Instructions for the task:
Filter these records by the string "lines", copying each line that holds it.

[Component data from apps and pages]
== Segment start ==
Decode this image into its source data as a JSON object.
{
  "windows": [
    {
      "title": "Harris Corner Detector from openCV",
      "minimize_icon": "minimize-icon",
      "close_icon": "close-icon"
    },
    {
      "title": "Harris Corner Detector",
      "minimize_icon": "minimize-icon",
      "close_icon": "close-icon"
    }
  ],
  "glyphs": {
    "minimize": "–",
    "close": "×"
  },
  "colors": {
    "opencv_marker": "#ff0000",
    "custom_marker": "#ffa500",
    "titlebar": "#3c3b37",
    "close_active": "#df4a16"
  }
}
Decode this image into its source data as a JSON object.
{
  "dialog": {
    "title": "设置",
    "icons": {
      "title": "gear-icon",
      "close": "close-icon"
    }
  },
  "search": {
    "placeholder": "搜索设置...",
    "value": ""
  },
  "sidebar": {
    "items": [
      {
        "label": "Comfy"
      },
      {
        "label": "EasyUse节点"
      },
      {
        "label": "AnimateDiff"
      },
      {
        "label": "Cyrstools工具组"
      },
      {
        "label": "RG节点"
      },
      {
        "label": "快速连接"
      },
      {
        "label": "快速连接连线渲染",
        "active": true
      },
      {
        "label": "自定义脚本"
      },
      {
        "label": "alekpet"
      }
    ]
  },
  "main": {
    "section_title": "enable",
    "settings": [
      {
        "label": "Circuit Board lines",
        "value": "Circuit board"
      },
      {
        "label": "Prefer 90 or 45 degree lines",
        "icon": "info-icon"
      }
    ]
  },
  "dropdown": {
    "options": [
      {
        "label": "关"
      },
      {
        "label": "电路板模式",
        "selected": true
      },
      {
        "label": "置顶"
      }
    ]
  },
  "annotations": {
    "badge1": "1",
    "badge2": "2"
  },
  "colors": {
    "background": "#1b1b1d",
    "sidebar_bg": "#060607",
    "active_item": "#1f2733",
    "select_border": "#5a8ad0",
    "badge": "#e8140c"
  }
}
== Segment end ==
Your response:
        "label": "Circuit Board lines",
        "label": "Prefer 90 or 45 degree lines",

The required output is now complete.